2. Get your rest. No one wants to start off their first day tired, so make sure you get a full night’s sleep. If you are feeling sluggish, drink a glass of water in the morning to help wake up your body. Then, you’ll be ready to tackle the tasks at your new job because you’ll be awake and alert.

3. Dress appropriately. Set out your work attire the night before, making sure to follow the company’s dress code. Scrambling around trying to figure out what you are going to wear will only stress you out and probably make you late.

4. Know the route. Chances are, you interviewed where you will be working. But if not, make sure you know how to get there and how long it will take, and plan accordingly so you arrive on time. Remember to factor in traffic if your previous trips to your interviews weren’t during rush hour.

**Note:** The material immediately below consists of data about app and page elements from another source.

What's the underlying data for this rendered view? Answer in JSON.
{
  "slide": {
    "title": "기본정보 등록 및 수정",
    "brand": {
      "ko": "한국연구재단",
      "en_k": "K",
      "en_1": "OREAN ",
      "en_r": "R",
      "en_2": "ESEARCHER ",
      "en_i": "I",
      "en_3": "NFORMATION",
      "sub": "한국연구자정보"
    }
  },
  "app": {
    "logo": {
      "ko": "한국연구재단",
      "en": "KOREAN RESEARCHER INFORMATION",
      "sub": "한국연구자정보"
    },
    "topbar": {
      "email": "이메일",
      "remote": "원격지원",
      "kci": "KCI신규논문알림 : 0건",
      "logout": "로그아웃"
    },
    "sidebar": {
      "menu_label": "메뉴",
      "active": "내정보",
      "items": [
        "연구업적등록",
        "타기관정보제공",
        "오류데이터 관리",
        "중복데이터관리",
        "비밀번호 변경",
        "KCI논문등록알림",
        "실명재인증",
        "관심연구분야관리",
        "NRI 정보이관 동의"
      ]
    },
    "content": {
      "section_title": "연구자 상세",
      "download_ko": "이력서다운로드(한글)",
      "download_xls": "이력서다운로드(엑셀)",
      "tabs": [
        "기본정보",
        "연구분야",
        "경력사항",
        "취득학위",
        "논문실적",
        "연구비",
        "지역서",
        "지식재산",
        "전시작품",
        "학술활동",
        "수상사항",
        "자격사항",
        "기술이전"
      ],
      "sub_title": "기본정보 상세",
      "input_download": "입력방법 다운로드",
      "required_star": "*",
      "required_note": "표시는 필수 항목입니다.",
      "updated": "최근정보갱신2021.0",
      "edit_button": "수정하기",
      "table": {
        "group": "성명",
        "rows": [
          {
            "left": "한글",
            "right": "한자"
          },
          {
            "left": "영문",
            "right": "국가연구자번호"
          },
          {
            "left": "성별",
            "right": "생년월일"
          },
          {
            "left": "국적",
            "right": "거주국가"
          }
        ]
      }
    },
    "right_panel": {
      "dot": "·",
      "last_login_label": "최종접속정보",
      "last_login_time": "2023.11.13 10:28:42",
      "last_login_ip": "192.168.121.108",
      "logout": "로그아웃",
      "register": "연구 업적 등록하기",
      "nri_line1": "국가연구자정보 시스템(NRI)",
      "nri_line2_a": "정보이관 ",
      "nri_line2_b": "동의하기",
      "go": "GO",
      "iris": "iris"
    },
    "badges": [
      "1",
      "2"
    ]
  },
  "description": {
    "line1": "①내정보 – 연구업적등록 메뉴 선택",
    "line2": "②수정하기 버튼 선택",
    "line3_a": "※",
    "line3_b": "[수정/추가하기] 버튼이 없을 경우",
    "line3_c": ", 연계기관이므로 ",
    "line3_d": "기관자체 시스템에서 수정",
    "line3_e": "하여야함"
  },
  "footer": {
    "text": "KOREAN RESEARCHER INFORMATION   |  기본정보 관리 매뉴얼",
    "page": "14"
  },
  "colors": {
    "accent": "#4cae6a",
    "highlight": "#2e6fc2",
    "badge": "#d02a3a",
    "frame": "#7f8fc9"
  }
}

5. Make a good first impression. Be polite and friendly to everyone you meet at your new job. Make good eye contact as you introduce yourself to others. If you need to, write down people’s names so you can remember them later when you pass them in the hall.

6. Be flexible. Although you may want to meet friends for lunch, keep your schedule open. Your new co-workers might offer to take you out to welcome you to the team. In case this doesn’t happen, take a few dollars with you and find a place nearby so you can treat yourself to lunch.

7. Ask questions. Your co-workers understand that you are new to the job and might need help, so don’t be afraid to ask questions. Take notes on helpful information you will need later, such as routine tasks and access codes. It’s better to be seen as someone that accepts help than to be a know-it-all that refuses help.

You made it through the application and interview process, so relax and try to enjoy your first day. Remember, the company hired you for a reason. You’re the right person for the position, and you’ve earned this opportunity.

Have you started a new job recently? What suggestions do you have for others that are nervous or overwhelmed about starting a new job?